This edition has a short article called “Tozer’s Legacy” that tells us a little bit about the man and that he wrote this volume on his knees. You can tell as you read. He sees that our souls are thirsty for God and many Christians have settled for something of such lesser value.

His first chapter on following hard after God sets the tone. For example, he said, “everything is made to center upon the initial act of ‘accepting’ Christ (a term, incidentally, which is not found in the Bible) and we are not expected thereafter to crave any further revelation of God to our souls.” He will, as you imagine, prove that our need is more of the Lord.

In other chapters, he shows issues like being consumed with “things” rather than the Lord. He talks about removing the veil that we might see the Lord. He gives clues to apprehending God when he explains “O taste and see”.  He often draws on the incredible attributes of God, something else he is famous for writing about, to show, for example, what His presence and voice means. He talks about how this leads to rest and how this becomes what he calls “a sacrament of living”.

In short, this is a veritable masterpiece. Every Christian should read this book in his or her life

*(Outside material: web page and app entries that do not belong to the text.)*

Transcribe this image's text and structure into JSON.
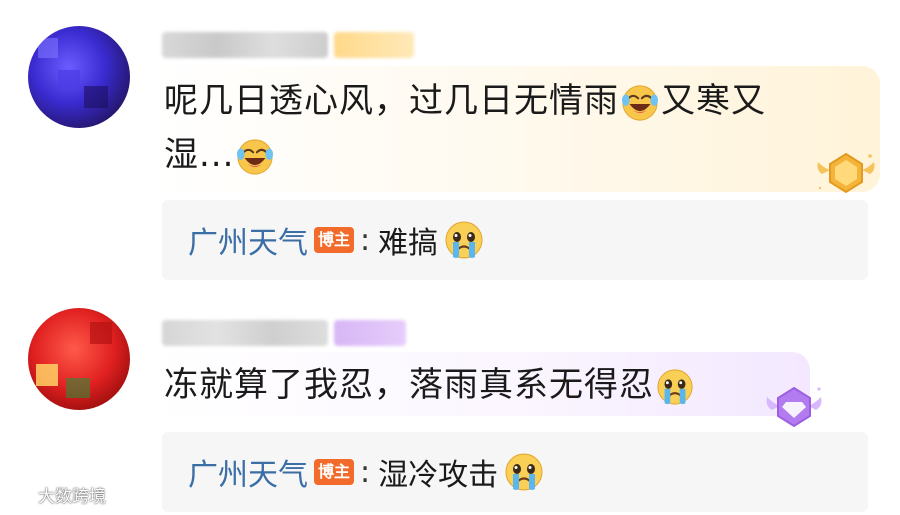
{
  "comments": [
    {
      "text_line1": "呢几日透心风，过几日无情雨",
      "text_line1_tail": "又寒又",
      "text_line2": "湿...",
      "emoji_1": "laughing-crying-icon",
      "emoji_2": "laughing-crying-icon",
      "medal": "gold-medal-icon",
      "reply": {
        "author": "广州天气",
        "badge": "博主",
        "colon": ":",
        "text": "难搞",
        "emoji": "crying-face-icon"
      }
    },
    {
      "text": "冻就算了我忍，落雨真系无得忍",
      "emoji": "crying-face-icon",
      "medal": "purple-diamond-medal-icon",
      "reply": {
        "author": "广州天气",
        "badge": "博主",
        "colon": ":",
        "text": "湿冷攻击",
        "emoji": "crying-face-icon"
      }
    }
  ],
  "watermark": {
    "text": "大数跨境"
  },
  "colors": {
    "reply_author": "#3a6ea5",
    "blogger_badge": "#f26b2a",
    "reply_bg": "#f6f6f7"
  }
}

I received this book free from the publisher. I was not required to write a positive review. The opinions I have expressed are my own. I am disclosing this in accordance with the Federal Trade Commission’s 16 CFR, Part 255.

God’s Pursuit of Man by A. W. Tozer

A. W. Tozer turned out an incredible amount of probing, moving, and spiritual writings. His classics “The Pursuit of God” and ” The Knowledge of the Holy” are two of the most important Christian books that we possess today–Something like a 12 on a scale of 1-10. This volume is only slightly below those venerable books. Not agreeing exactly with the Calvinist or the non-Calvinist, he never demonstrates the fear of man and writes what he got from intimate communion with his Lord.

To my mind, he writes mostly on what salvation is, what it is not, why we often have a superficial view of it. The second half of the book he moves on to the Third Person of the Trinity–the Holy Spirit. I heard echoes of his theological masterpiece, “The Knowledge of the Holy.” Actually, this book is intended to fill in some of the gaps, as well as be a counterpart to “The Pursuit of God.”

I can’t really think of a downside to the book and was personally moved by it. Some might think they find a few strands of legalism in it, but please notice their is nothing of the Pharisee’s heart from his pen. This book is a winner all the way.

I received this book free from the publisher. I was not required to write a positive review. The opinions I have expressed are my own. I am disclosing this in accordance with the Federal Trade Commission’s 16 CFR, Part 255.